The Leica M3 is a few steps backward from the M6 (and hence a step forward in terms of the skill required.)
It’s about not having a built-in meter and having to rely on my judgement.
In my writing and work and all that, I need something to push against so as to stay sharp.
Of course, all I have to do is remove the battery from the M6 to disable the meter. The M6 then becomes an M4.
You can see I had this conversation with myself many times, prior to buying the M3.
Taking pictures without a meter is easier than expected, if I keep in mind the Sunny 16 rule.
If in doubt, overexpose by a stop and we’re still fine. From what I’ve read, you can underexpose by a stop and overexpose by 3 stops with film in general, so there’s some leeway.
The Ilford XP2 Super film is very accommodating.
As I wear glasses, I can’t fully see the 50mm view in the M3 viewfinder but that’s fine.
The 50mm focal length allows for comfortable distance from people and it includes their environment.
I’m noticeable but not in their faces.
I thought the texture was nice.
I like to shoot photographers.
I looked up.
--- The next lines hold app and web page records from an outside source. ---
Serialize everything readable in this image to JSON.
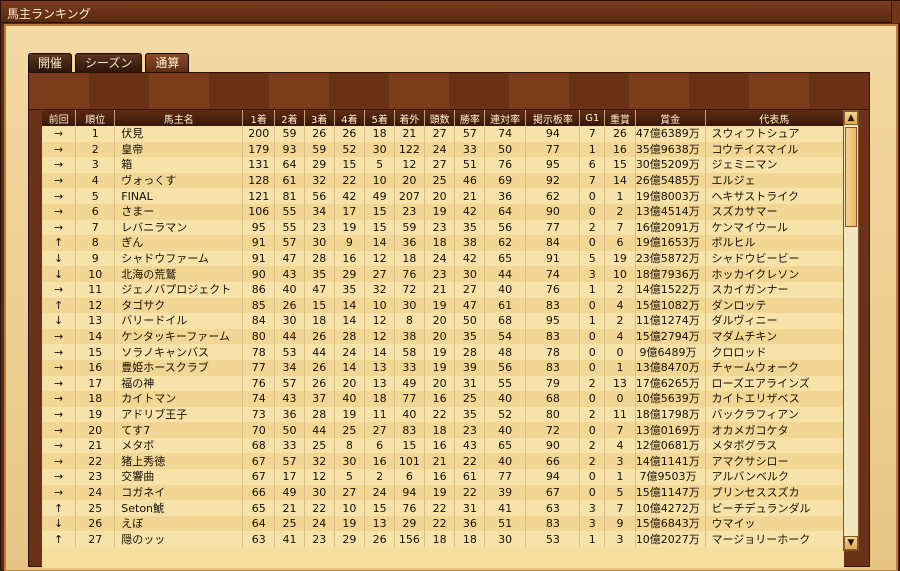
{
  "window": {
    "title": "馬主ランキング"
  },
  "tabs": [
    {
      "label": "開催",
      "active": false
    },
    {
      "label": "シーズン",
      "active": false
    },
    {
      "label": "通算",
      "active": true
    }
  ],
  "table": {
    "headers": [
      "前回",
      "順位",
      "馬主名",
      "1着",
      "2着",
      "3着",
      "4着",
      "5着",
      "着外",
      "頭数",
      "勝率",
      "連対率",
      "掲示板率",
      "G1",
      "重賞",
      "賞金",
      "代表馬"
    ],
    "rows": [
      [
        "→",
        "1",
        "伏見",
        "200",
        "59",
        "26",
        "26",
        "18",
        "21",
        "27",
        "57",
        "74",
        "94",
        "7",
        "26",
        "47億6389万",
        "スウィフトシュア"
      ],
      [
        "→",
        "2",
        "皇帝",
        "179",
        "93",
        "59",
        "52",
        "30",
        "122",
        "24",
        "33",
        "50",
        "77",
        "1",
        "16",
        "35億9638万",
        "コウテイスマイル"
      ],
      [
        "→",
        "3",
        "箱",
        "131",
        "64",
        "29",
        "15",
        "5",
        "12",
        "27",
        "51",
        "76",
        "95",
        "6",
        "15",
        "30億5209万",
        "ジェミニマン"
      ],
      [
        "→",
        "4",
        "ヴォっくす",
        "128",
        "61",
        "32",
        "22",
        "10",
        "20",
        "25",
        "46",
        "69",
        "92",
        "7",
        "14",
        "26億5485万",
        "エルジェ"
      ],
      [
        "→",
        "5",
        "FINAL",
        "121",
        "81",
        "56",
        "42",
        "49",
        "207",
        "20",
        "21",
        "36",
        "62",
        "0",
        "1",
        "19億8003万",
        "ヘキサストライク"
      ],
      [
        "→",
        "6",
        "さまー",
        "106",
        "55",
        "34",
        "17",
        "15",
        "23",
        "19",
        "42",
        "64",
        "90",
        "0",
        "2",
        "13億4514万",
        "スズカサマー"
      ],
      [
        "→",
        "7",
        "レバニラマン",
        "95",
        "55",
        "23",
        "19",
        "15",
        "59",
        "23",
        "35",
        "56",
        "77",
        "2",
        "7",
        "16億2091万",
        "ケンマイウール"
      ],
      [
        "↑",
        "8",
        "ぎん",
        "91",
        "57",
        "30",
        "9",
        "14",
        "36",
        "18",
        "38",
        "62",
        "84",
        "0",
        "6",
        "19億1653万",
        "ボルヒル"
      ],
      [
        "↓",
        "9",
        "シャドウファーム",
        "91",
        "47",
        "28",
        "16",
        "12",
        "18",
        "24",
        "42",
        "65",
        "91",
        "5",
        "19",
        "23億5872万",
        "シャドウビービー"
      ],
      [
        "↓",
        "10",
        "北海の荒鷲",
        "90",
        "43",
        "35",
        "29",
        "27",
        "76",
        "23",
        "30",
        "44",
        "74",
        "3",
        "10",
        "18億7936万",
        "ホッカイクレソン"
      ],
      [
        "→",
        "11",
        "ジェノバプロジェクト",
        "86",
        "40",
        "47",
        "35",
        "32",
        "72",
        "21",
        "27",
        "40",
        "76",
        "1",
        "2",
        "14億1522万",
        "スカイガンナー"
      ],
      [
        "↑",
        "12",
        "タゴサク",
        "85",
        "26",
        "15",
        "14",
        "10",
        "30",
        "19",
        "47",
        "61",
        "83",
        "0",
        "4",
        "15億1082万",
        "ダンロッテ"
      ],
      [
        "↓",
        "13",
        "バリードイル",
        "84",
        "30",
        "18",
        "14",
        "12",
        "8",
        "20",
        "50",
        "68",
        "95",
        "1",
        "2",
        "11億1274万",
        "ダルヴィニー"
      ],
      [
        "→",
        "14",
        "ケンタッキーファーム",
        "80",
        "44",
        "26",
        "28",
        "12",
        "38",
        "20",
        "35",
        "54",
        "83",
        "0",
        "4",
        "15億2794万",
        "マダムチキン"
      ],
      [
        "→",
        "15",
        "ソラノキャンバス",
        "78",
        "53",
        "44",
        "24",
        "14",
        "58",
        "19",
        "28",
        "48",
        "78",
        "0",
        "0",
        "9億6489万",
        "クロロッド"
      ],
      [
        "→",
        "16",
        "豊姫ホースクラブ",
        "77",
        "34",
        "26",
        "14",
        "13",
        "33",
        "19",
        "39",
        "56",
        "83",
        "0",
        "1",
        "13億8470万",
        "チャームウォーク"
      ],
      [
        "→",
        "17",
        "福の神",
        "76",
        "57",
        "26",
        "20",
        "13",
        "49",
        "20",
        "31",
        "55",
        "79",
        "2",
        "13",
        "17億6265万",
        "ローズエアラインズ"
      ],
      [
        "→",
        "18",
        "カイトマン",
        "74",
        "43",
        "37",
        "40",
        "18",
        "77",
        "16",
        "25",
        "40",
        "68",
        "0",
        "0",
        "10億5639万",
        "カイトエリザベス"
      ],
      [
        "→",
        "19",
        "アドリブ王子",
        "73",
        "36",
        "28",
        "19",
        "11",
        "40",
        "22",
        "35",
        "52",
        "80",
        "2",
        "11",
        "18億1798万",
        "バックラフィアン"
      ],
      [
        "→",
        "20",
        "てす7",
        "70",
        "50",
        "44",
        "25",
        "27",
        "83",
        "18",
        "23",
        "40",
        "72",
        "0",
        "7",
        "13億0169万",
        "オカメガコケタ"
      ],
      [
        "→",
        "21",
        "メタボ",
        "68",
        "33",
        "25",
        "8",
        "6",
        "15",
        "16",
        "43",
        "65",
        "90",
        "2",
        "4",
        "12億0681万",
        "メタボグラス"
      ],
      [
        "→",
        "22",
        "猪上秀徳",
        "67",
        "57",
        "32",
        "30",
        "16",
        "101",
        "21",
        "22",
        "40",
        "66",
        "2",
        "3",
        "14億1141万",
        "アマクサシロー"
      ],
      [
        "→",
        "23",
        "交響曲",
        "67",
        "17",
        "12",
        "5",
        "2",
        "6",
        "16",
        "61",
        "77",
        "94",
        "0",
        "1",
        "7億9503万",
        "アルバンベルク"
      ],
      [
        "→",
        "24",
        "コガネイ",
        "66",
        "49",
        "30",
        "27",
        "24",
        "94",
        "19",
        "22",
        "39",
        "67",
        "0",
        "5",
        "15億1147万",
        "プリンセススズカ"
      ],
      [
        "↑",
        "25",
        "Seton鯱",
        "65",
        "21",
        "22",
        "10",
        "15",
        "76",
        "22",
        "31",
        "41",
        "63",
        "3",
        "7",
        "10億4272万",
        "ビーチデュランダル"
      ],
      [
        "↓",
        "26",
        "えぼ",
        "64",
        "25",
        "24",
        "19",
        "13",
        "29",
        "22",
        "36",
        "51",
        "83",
        "3",
        "9",
        "15億6843万",
        "ウマイッ"
      ],
      [
        "↑",
        "27",
        "隠のッッ",
        "63",
        "41",
        "23",
        "29",
        "26",
        "156",
        "18",
        "18",
        "30",
        "53",
        "1",
        "3",
        "10億2027万",
        "マージョリーホーク"
      ]
    ]
  },
  "scrollbar": {
    "up": "▲",
    "down": "▼"
  }
}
I looked ahead.
I’m the shoot shadow master. (That’s the Chinese characters for “photographer”.)